Task goal -> Having located the line with "Parse this screenshot: output", print it and each remaining line exactly, stopping at the end of the material and omitting pictures.
The data START
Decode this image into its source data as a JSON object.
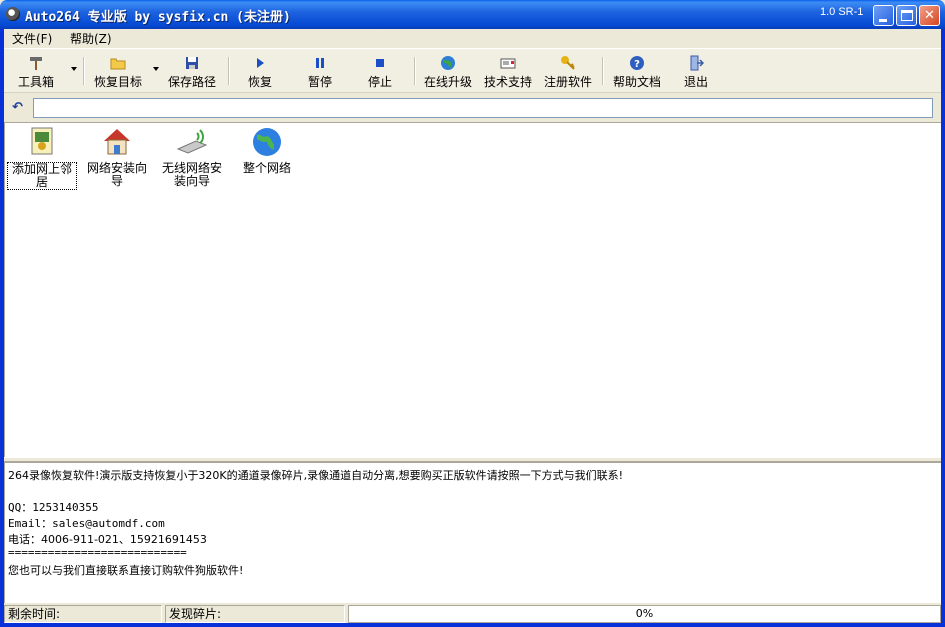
{
  "window": {
    "title": "Auto264 专业版 by sysfix.cn (未注册)",
    "version": "1.0 SR-1"
  },
  "menu": [
    {
      "label": "文件(F)"
    },
    {
      "label": "帮助(Z)"
    }
  ],
  "toolbar": {
    "tools": "工具箱",
    "restore_target": "恢复目标",
    "save_path": "保存路径",
    "restore": "恢复",
    "pause": "暂停",
    "stop": "停止",
    "online_upgrade": "在线升级",
    "tech_support": "技术支持",
    "register": "注册软件",
    "help_doc": "帮助文档",
    "exit": "退出"
  },
  "address": {
    "value": ""
  },
  "nodes": [
    {
      "label": "添加网上邻居"
    },
    {
      "label": "网络安装向导"
    },
    {
      "label": "无线网络安装向导"
    },
    {
      "label": "整个网络"
    }
  ],
  "log": [
    "264录像恢复软件!演示版支持恢复小于320K的通道录像碎片,录像通道自动分离,想要购买正版软件请按照一下方式与我们联系!",
    "",
    "QQ：1253140355",
    "Email：sales@automdf.com",
    "电话：4006-911-021、15921691453",
    "===========================",
    "您也可以与我们直接联系直接订购软件狗版软件!"
  ],
  "status": {
    "remaining_time": "剩余时间:",
    "found_fragments": "发现碎片:",
    "progress_text": "0%",
    "progress": 0
  },
  "colors": {
    "titlebar": "#0548D3",
    "frame": "#0831D9",
    "face": "#ECE9D8",
    "close": "#D7461F"
  }
}
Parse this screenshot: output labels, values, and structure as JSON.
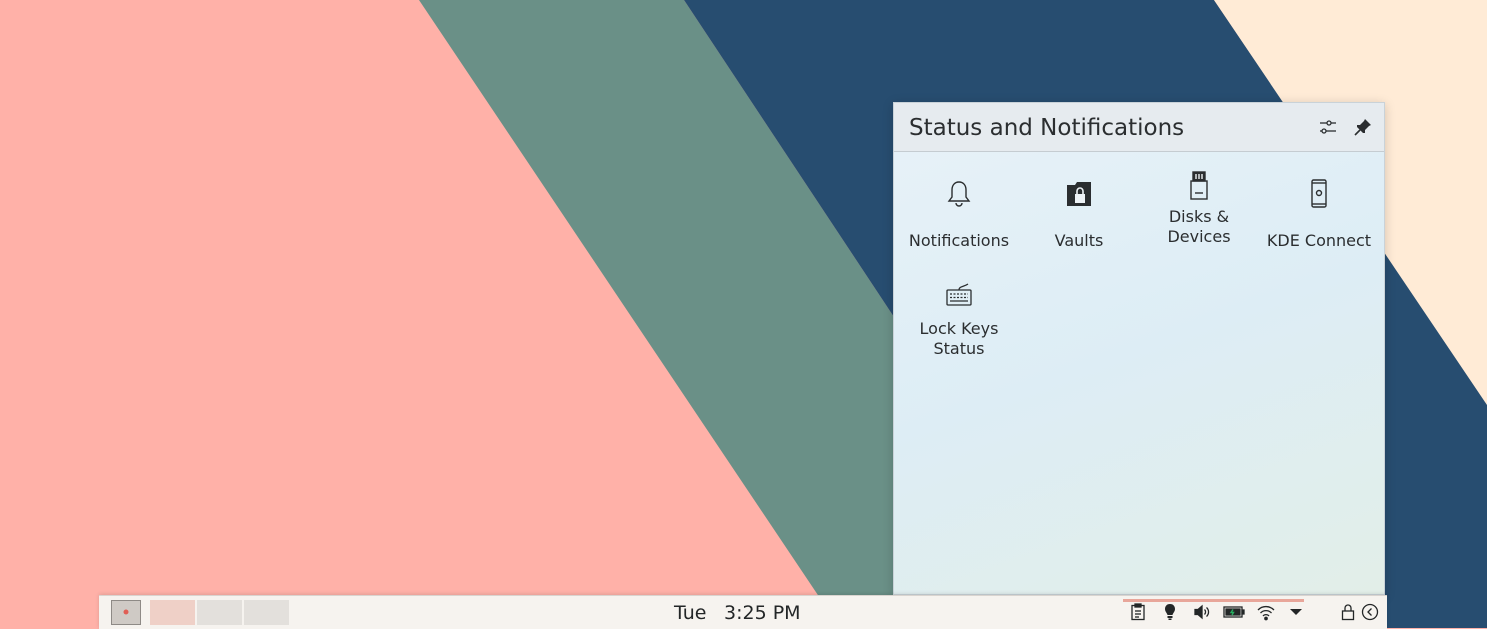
{
  "panel": {
    "title": "Status and Notifications",
    "configure_icon": "configure-icon",
    "pin_icon": "pin-icon",
    "items": [
      {
        "label": "Notifications",
        "icon": "bell-icon"
      },
      {
        "label": "Vaults",
        "icon": "vault-icon"
      },
      {
        "label": "Disks & Devices",
        "icon": "disk-icon"
      },
      {
        "label": "KDE Connect",
        "icon": "phone-icon"
      },
      {
        "label": "Lock Keys Status",
        "icon": "keyboard-icon"
      }
    ]
  },
  "taskbar": {
    "day": "Tue",
    "time": "3:25 PM",
    "tray": [
      "clipboard-icon",
      "bulb-icon",
      "volume-icon",
      "battery-icon",
      "wifi-icon",
      "expand-arrow-icon",
      "lock-icon",
      "logout-icon"
    ]
  },
  "colors": {
    "wallpaper_pink": "#ffb1a8",
    "wallpaper_teal": "#6a9087",
    "wallpaper_navy": "#274d70",
    "wallpaper_cream": "#ffebd6"
  }
}
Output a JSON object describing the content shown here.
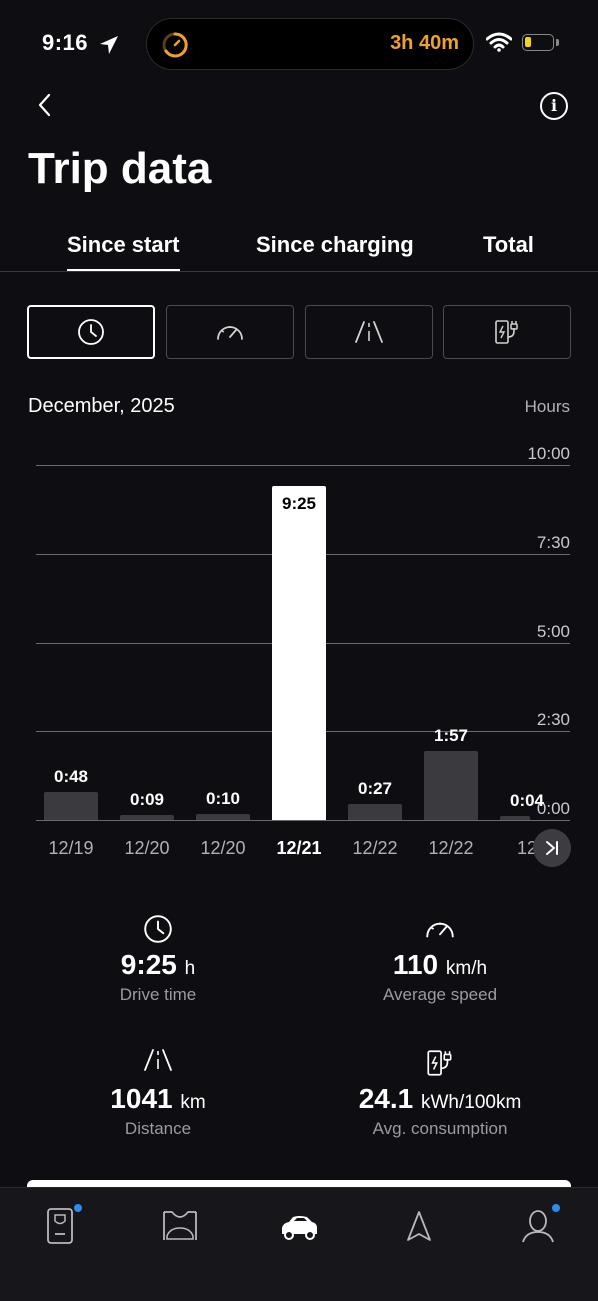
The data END
Completed exercise ->
Parse this screenshot: output labels, values, and structure as JSON.
{
  "panel": {
    "title": "Status and Notifications",
    "configure_icon": "configure-icon",
    "pin_icon": "pin-icon",
    "items": [
      {
        "label": "Notifications",
        "icon": "bell-icon"
      },
      {
        "label": "Vaults",
        "icon": "vault-icon"
      },
      {
        "label": "Disks & Devices",
        "icon": "disk-icon"
      },
      {
        "label": "KDE Connect",
        "icon": "phone-icon"
      },
      {
        "label": "Lock Keys Status",
        "icon": "keyboard-icon"
      }
    ]
  },
  "taskbar": {
    "day": "Tue",
    "time": "3:25 PM",
    "tray": [
      "clipboard-icon",
      "bulb-icon",
      "volume-icon",
      "battery-icon",
      "wifi-icon",
      "expand-arrow-icon",
      "lock-icon",
      "logout-icon"
    ]
  },
  "colors": {
    "wallpaper_pink": "#ffb1a8",
    "wallpaper_teal": "#6a9087",
    "wallpaper_navy": "#274d70",
    "wallpaper_cream": "#ffebd6"
  }
}
Output a JSON object describing the content shown here.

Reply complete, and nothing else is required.